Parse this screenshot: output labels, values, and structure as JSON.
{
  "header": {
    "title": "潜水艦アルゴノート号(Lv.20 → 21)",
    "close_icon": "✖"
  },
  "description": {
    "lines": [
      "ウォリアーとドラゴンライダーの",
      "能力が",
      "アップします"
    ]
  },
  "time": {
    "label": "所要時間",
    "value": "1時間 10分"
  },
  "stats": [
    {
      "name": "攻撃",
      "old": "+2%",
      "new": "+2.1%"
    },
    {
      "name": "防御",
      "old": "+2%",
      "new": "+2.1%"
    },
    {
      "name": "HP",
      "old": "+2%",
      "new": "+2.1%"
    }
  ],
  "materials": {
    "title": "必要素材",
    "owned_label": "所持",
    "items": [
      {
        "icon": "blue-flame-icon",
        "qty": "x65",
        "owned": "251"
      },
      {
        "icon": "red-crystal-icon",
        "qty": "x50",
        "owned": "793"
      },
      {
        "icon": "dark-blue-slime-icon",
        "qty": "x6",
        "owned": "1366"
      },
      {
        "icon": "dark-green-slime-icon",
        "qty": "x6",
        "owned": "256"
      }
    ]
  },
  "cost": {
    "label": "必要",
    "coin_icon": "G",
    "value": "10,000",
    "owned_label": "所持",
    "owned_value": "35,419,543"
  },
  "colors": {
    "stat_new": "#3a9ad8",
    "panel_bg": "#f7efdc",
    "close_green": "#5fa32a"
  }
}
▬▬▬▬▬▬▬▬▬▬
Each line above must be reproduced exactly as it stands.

Parse this screenshot: output labels, values, and structure as JSON.
{
  "header": {
    "title": "潜水艦アルゴノート号(Lv.20 → 21)",
    "close_icon": "✖"
  },
  "description": {
    "lines": [
      "ウォリアーとドラゴンライダーの",
      "能力が",
      "アップします"
    ]
  },
  "time": {
    "label": "所要時間",
    "value": "1時間 10分"
  },
  "stats": [
    {
      "name": "攻撃",
      "old": "+2%",
      "new": "+2.1%"
    },
    {
      "name": "防御",
      "old": "+2%",
      "new": "+2.1%"
    },
    {
      "name": "HP",
      "old": "+2%",
      "new": "+2.1%"
    }
  ],
  "materials": {
    "title": "必要素材",
    "owned_label": "所持",
    "items": [
      {
        "icon": "blue-flame-icon",
        "qty": "x65",
        "owned": "251"
      },
      {
        "icon": "red-crystal-icon",
        "qty": "x50",
        "owned": "793"
      },
      {
        "icon": "dark-blue-slime-icon",
        "qty": "x6",
        "owned": "1366"
      },
      {
        "icon": "dark-green-slime-icon",
        "qty": "x6",
        "owned": "256"
      }
    ]
  },
  "cost": {
    "label": "必要",
    "coin_icon": "G",
    "value": "10,000",
    "owned_label": "所持",
    "owned_value": "35,419,543"
  },
  "colors": {
    "stat_new": "#3a9ad8",
    "panel_bg": "#f7efdc",
    "close_green": "#5fa32a"
  }
}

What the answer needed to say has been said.